While Europe is astir after the Brexit vote, how have or will the property market in the United Kingdom respond? Prior to the vote, London home prices were already rising with the average at a considerable ￡310,500 or S$611,000. That was about 5.5 per cent higher in May this year compared to the same month last year.
Prices have however fell 0.2 per cent with effect from a new property-tax regulations in place. An increase in taxes have helped first-time buyers get ahead of landlords who have had the upped hand in the leasing market for sometime. In the breathless weeks before the EU vote, home sales and prices were understandably suppressed as fewer property owners were putting their properties on the market due to the uncertainties. Property analysts hoping for a remain vote were hoping for the vote to help put things back to normal. But now, the future is murky, and seems it will be so for sometime more as the country struggles to make sense of the vote and how to move on henceforth.
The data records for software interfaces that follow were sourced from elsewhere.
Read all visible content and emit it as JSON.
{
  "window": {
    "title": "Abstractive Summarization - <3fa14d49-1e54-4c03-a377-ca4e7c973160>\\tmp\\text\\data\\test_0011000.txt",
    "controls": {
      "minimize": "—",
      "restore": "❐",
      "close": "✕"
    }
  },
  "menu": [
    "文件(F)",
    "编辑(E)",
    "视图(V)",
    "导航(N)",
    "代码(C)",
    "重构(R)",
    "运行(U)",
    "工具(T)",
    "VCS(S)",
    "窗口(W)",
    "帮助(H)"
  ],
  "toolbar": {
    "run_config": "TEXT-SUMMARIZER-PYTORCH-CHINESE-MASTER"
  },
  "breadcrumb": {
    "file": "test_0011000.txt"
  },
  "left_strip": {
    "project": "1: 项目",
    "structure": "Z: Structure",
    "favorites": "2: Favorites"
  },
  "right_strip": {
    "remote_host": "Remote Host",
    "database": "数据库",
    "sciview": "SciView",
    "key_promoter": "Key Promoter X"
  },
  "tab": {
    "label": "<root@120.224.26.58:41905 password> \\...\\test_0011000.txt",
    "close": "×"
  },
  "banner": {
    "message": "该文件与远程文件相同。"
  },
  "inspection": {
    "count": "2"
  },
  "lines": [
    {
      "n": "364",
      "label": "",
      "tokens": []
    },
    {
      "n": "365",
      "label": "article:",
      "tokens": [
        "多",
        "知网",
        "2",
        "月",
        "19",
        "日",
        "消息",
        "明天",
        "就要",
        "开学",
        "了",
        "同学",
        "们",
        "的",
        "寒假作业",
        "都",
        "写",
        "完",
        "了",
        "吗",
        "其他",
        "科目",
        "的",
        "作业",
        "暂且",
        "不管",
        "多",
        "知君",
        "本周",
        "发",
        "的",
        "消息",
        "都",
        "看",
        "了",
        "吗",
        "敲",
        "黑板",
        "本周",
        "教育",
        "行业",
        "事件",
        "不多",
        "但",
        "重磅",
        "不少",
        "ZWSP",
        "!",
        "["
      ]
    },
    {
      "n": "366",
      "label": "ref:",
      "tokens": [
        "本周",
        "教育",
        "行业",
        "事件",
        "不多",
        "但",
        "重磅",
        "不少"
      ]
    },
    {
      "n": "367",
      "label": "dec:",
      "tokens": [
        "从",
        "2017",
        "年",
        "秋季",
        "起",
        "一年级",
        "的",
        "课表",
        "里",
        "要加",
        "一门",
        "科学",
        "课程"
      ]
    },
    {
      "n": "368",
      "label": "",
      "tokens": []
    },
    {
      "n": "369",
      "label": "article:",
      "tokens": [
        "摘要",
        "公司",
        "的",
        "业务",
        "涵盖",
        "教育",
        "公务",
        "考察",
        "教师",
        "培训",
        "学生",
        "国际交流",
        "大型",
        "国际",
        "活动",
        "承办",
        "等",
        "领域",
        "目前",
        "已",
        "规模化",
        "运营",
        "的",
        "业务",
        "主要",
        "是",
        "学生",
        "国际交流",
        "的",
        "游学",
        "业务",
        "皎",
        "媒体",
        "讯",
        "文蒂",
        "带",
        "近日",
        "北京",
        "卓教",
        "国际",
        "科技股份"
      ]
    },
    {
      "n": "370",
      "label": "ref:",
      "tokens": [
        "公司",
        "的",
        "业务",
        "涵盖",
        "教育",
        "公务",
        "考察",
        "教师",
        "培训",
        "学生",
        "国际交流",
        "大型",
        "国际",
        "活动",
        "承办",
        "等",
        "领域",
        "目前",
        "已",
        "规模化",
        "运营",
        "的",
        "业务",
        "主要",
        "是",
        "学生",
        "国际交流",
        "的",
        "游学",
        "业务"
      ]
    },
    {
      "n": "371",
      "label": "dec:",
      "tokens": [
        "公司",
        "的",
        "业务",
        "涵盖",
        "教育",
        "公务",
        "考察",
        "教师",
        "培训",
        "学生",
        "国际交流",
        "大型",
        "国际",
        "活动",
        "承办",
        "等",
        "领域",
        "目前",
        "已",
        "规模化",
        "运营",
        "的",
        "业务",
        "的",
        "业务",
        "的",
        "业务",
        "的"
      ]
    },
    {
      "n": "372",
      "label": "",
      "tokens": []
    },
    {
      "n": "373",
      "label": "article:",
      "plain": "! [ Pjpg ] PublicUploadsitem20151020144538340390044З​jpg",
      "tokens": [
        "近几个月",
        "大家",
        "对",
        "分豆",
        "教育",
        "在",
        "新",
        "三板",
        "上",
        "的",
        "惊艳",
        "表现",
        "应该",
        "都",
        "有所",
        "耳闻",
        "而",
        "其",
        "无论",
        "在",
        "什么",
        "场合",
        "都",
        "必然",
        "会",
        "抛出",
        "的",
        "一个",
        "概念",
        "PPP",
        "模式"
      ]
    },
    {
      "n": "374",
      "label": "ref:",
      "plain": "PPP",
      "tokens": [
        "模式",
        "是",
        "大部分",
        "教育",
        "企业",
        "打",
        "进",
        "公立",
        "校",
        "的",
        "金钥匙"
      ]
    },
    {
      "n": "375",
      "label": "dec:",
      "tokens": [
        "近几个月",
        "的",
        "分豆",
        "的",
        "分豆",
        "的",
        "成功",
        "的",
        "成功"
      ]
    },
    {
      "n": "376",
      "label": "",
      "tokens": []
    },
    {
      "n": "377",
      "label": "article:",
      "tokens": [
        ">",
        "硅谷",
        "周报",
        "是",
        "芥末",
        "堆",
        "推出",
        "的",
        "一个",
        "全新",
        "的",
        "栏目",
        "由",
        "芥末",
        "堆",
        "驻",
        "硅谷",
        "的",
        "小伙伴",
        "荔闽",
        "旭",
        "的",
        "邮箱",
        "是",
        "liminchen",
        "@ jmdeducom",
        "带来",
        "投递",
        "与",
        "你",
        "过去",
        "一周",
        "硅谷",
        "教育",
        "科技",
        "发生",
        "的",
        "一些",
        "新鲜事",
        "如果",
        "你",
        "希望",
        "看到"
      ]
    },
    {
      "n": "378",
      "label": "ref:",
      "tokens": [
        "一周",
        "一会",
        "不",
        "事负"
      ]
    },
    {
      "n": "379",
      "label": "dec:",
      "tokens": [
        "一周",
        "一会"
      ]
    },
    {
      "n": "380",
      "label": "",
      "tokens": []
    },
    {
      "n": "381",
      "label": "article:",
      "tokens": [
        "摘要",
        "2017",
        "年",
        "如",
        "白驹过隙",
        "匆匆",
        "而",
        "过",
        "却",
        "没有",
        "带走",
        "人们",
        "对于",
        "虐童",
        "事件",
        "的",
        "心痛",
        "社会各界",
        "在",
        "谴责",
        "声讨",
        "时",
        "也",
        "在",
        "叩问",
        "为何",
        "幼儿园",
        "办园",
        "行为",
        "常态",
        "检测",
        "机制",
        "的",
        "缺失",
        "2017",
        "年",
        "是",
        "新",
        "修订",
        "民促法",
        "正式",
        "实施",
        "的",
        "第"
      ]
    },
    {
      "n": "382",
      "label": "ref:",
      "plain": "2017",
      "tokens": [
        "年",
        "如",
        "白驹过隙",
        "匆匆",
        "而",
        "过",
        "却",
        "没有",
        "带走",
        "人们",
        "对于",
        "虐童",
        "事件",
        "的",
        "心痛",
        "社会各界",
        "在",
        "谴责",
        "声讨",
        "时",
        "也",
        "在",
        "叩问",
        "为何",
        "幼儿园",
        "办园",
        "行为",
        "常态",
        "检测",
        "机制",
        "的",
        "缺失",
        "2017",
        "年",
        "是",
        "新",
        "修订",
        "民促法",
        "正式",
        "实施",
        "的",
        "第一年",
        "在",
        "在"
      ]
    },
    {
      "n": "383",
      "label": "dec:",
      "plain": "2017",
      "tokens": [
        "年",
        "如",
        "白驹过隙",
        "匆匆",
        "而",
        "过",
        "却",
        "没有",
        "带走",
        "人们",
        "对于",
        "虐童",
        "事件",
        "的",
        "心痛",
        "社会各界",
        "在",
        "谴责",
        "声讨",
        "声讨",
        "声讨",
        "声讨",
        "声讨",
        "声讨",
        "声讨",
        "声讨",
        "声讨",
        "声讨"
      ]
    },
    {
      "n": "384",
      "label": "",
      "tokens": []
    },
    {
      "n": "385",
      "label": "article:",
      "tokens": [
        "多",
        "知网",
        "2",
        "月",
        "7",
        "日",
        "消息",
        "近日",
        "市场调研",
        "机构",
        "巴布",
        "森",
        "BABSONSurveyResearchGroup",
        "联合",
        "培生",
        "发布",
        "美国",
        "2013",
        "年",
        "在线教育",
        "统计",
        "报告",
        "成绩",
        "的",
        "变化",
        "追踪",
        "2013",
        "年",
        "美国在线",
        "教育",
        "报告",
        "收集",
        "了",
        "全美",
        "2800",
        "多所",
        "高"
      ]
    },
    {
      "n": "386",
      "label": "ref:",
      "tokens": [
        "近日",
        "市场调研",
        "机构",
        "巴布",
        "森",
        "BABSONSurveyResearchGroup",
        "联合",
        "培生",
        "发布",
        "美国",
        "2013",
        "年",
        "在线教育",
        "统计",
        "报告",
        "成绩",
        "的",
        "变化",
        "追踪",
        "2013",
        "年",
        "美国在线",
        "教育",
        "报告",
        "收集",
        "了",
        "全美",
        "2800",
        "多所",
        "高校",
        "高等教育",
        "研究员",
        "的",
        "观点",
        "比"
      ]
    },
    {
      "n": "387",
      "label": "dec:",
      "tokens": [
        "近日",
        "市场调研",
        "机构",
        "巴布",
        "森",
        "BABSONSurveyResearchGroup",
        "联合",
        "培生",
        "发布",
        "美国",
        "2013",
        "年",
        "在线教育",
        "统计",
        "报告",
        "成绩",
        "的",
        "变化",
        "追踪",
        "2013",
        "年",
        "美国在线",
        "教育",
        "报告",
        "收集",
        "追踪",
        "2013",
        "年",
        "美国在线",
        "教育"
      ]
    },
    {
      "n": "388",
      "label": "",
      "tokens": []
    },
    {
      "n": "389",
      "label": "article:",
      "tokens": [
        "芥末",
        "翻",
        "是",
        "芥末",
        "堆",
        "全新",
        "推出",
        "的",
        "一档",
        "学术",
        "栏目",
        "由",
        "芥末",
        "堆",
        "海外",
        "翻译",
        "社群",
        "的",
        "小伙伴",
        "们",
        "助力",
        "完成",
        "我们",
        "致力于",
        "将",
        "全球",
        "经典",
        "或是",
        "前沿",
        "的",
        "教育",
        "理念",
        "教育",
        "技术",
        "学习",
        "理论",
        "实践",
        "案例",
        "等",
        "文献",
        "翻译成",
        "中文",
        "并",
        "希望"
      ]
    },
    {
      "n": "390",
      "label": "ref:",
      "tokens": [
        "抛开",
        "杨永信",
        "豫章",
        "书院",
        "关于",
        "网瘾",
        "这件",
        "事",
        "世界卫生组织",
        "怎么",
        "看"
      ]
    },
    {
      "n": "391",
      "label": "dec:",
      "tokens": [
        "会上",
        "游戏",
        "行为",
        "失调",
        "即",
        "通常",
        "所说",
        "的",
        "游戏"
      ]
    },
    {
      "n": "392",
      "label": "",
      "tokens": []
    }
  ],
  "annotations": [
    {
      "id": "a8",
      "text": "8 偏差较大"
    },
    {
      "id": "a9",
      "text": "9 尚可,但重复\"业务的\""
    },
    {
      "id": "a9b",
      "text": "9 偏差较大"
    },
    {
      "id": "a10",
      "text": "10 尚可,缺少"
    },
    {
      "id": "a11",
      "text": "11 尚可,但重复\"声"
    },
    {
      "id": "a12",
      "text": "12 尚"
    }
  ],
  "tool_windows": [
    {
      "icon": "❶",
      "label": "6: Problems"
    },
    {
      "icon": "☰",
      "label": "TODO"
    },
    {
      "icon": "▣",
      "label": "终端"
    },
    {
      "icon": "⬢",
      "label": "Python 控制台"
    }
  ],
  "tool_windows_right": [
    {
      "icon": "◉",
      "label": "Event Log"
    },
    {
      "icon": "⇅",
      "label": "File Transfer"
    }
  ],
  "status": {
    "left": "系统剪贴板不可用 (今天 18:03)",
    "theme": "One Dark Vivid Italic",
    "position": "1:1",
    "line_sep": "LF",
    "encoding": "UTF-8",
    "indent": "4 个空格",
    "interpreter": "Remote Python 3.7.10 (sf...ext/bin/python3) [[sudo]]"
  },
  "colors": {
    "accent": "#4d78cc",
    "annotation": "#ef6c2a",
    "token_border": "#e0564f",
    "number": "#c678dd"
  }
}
Properties in London may take the largest hit as international investors are the top buyers of properties in this borough. Home prices of prime central London properties have already fallen by half but the fall of the sterling may spur some investors to make use of the opportunity to pick up some good deals.